In home health, CMS and the HHCAHPS coordination team reported that the factors associated with patient experience are (1) patient sociodemographics, including age and education; (2) self-reported health status; (3) whether patients live alone; (4) self-reported mental/emotional status; (5) non-English survey response; (6) a diagnosis of schizophrenia or dementia/cerebral degeneration; and (7) whether the survey was completely by a proxy.24 These 7 factors are currently used to adjust patient experience for the 5-star patient survey rating system and the HHVBP pilot program. A study also found that minorities had lower ratings of patient experience for their home health care.25

Medicare home health beneficiaries are among the most vulnerable Medicare populations. Whether the risk factors currently used by CMS adequately adjust patient experience for home health care is largely unknown. Our study aimed to fill this critical knowledge gap by examining the interplay between agency-level CMS Hierarchical Condition Categories (HCC) risk scores (details in Methods section) and the patient experience metrics. We used the agency-level CMS HCC risk score as a proxy variable for the clinical and functional conditions of home health beneficiaries within home health agencies. Associations between patient experience measures and agency-level CMS HCC risk scores from our study provide critical information about whether the current risk-adjusted model for patient experience measures needs modification.

METHODS

Data Sources

We merged 2 national Medicare databases at the home health agency level, the 2014 Medicare Provider Utilization and Payment Data for Home Health Agencies (PUPDHHA) and the 2014 Home Health Compare file.26,27 The PUPDHHA provides several agency-level variables based on 100% of Medicare enrollment and fee-for-service claims data during the 2014 calendar year.28 These variables include an agency-level HCC risk score based on the HCC risk scores from all of the beneficiaries cared for by a particular home health agency, provider identification number, number of distinct beneficiaries without a low-utilization payment episode (with ≤4 home health visits during an episode of home health care, namely, up to 60 days), and number of beneficiaries from different racial/ethnic groups.

The Home Health Compare file is updated quarterly by CMS.27 It consists of provider identification numbers and patient experience measures extracted from the HHCAHPS survey. The Home Health Compare file also provides characteristics of home health agencies, including ownership and CMS certification year.

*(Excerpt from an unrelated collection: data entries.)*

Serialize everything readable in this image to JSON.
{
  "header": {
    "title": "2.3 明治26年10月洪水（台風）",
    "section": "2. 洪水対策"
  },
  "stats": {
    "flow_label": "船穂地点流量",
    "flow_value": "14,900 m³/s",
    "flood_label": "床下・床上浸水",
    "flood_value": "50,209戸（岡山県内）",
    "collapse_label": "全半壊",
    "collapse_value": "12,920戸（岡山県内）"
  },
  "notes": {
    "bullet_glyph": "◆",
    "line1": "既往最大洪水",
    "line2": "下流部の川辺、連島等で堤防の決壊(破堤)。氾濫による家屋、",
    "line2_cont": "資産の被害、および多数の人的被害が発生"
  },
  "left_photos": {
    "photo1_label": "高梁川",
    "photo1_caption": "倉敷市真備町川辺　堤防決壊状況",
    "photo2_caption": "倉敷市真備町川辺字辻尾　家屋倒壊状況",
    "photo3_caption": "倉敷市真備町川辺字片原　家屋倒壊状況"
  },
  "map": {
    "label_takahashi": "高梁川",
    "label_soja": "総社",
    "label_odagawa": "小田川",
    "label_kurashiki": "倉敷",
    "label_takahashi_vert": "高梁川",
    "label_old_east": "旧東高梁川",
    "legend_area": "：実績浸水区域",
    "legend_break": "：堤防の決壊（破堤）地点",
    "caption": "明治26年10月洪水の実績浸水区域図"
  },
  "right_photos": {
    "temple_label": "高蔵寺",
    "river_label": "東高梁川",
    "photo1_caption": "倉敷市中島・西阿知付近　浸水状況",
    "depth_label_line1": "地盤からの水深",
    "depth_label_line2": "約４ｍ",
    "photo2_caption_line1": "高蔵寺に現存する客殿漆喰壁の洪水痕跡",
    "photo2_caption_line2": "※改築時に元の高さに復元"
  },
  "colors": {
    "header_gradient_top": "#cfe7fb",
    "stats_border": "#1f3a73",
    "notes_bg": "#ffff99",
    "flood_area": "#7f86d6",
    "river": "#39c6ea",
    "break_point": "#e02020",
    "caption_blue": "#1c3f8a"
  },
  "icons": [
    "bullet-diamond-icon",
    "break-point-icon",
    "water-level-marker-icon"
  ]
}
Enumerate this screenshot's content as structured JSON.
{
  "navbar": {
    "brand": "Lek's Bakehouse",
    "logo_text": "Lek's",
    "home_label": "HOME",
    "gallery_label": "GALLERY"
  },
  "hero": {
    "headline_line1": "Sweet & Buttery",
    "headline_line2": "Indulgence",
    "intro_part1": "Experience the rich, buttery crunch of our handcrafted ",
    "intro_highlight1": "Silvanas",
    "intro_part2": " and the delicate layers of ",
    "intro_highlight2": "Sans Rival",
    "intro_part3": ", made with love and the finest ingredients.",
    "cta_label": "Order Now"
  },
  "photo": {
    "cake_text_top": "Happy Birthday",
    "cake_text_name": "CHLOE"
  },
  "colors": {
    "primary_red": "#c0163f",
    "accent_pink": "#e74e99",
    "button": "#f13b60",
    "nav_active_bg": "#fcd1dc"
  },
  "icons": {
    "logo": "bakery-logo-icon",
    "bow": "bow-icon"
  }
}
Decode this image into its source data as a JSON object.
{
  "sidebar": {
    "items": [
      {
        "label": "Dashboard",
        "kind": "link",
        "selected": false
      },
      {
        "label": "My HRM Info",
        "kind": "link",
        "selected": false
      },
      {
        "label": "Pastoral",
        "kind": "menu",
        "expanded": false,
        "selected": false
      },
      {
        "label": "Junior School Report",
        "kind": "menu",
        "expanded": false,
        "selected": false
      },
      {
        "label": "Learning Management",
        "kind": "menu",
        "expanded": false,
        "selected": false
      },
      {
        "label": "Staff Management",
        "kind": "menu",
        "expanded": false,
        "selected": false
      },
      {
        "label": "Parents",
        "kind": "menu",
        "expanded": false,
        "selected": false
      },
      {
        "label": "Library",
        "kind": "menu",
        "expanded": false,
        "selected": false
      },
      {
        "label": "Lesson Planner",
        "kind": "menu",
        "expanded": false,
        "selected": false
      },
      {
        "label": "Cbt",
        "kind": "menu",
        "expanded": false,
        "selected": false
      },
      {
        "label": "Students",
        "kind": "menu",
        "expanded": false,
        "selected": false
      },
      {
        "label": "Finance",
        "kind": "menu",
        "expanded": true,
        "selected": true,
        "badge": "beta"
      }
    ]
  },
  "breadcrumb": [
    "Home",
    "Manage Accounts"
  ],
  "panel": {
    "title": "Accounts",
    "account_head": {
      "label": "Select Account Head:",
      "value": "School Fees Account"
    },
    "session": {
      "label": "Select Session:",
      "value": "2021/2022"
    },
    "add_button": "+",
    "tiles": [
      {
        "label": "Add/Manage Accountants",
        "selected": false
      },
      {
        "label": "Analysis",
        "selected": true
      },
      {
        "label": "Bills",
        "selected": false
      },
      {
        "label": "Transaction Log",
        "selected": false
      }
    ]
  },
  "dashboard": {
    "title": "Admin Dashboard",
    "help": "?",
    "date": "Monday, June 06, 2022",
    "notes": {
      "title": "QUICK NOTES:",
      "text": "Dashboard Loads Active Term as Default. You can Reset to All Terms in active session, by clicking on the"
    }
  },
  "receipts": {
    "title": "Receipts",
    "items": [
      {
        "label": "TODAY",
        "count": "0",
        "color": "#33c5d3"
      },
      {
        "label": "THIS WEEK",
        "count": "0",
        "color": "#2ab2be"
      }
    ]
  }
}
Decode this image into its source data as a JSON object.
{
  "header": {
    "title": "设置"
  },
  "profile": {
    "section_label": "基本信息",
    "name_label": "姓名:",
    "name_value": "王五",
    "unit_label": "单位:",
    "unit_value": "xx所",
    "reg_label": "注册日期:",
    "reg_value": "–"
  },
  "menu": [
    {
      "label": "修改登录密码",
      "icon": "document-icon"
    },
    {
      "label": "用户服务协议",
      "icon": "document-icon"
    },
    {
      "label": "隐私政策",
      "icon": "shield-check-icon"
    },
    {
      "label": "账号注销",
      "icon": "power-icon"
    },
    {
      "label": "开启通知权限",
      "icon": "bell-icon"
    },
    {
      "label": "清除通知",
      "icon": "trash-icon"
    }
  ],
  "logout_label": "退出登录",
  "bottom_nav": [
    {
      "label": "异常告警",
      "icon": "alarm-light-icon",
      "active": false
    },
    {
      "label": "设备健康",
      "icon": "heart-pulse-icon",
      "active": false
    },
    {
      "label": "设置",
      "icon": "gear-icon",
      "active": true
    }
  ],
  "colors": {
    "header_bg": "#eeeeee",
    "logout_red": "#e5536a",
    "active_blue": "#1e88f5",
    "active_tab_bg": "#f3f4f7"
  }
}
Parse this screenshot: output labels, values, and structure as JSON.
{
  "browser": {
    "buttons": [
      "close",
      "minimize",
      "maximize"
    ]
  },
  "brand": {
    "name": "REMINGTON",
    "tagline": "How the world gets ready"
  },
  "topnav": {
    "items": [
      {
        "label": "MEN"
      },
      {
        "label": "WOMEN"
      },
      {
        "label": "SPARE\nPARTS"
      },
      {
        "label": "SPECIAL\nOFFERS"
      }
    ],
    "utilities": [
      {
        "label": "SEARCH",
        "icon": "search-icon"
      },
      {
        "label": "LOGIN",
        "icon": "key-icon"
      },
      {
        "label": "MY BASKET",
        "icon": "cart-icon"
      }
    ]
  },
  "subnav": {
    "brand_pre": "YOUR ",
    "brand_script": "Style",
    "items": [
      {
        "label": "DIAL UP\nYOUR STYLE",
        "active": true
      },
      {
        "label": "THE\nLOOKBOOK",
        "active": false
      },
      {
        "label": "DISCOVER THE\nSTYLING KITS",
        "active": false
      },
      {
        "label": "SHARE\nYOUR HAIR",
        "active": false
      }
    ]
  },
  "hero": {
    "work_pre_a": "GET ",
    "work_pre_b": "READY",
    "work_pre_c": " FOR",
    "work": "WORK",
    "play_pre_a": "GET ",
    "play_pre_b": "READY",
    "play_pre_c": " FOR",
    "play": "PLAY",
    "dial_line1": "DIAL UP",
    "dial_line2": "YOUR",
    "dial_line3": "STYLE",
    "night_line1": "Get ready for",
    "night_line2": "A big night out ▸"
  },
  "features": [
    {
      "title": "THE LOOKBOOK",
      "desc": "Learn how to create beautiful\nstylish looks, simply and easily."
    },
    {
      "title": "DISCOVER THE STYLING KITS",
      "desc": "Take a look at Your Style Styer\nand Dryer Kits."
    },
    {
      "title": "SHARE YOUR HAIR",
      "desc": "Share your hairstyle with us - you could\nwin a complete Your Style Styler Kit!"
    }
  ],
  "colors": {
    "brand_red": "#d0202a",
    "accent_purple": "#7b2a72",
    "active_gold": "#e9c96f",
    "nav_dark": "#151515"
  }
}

We extracted agency-level patient experience measures based on data collected from January 1, 2014, through December 31, 2014.


 
Copyright AJMC 2006-2019 Clinical Care Targeted Communications Group, LLC. All Rights Reserved.
x
Welcome the the new and improved AJMC.com, the premier managed market network. Tell us about yourself so that we can serve you better.
Sign Up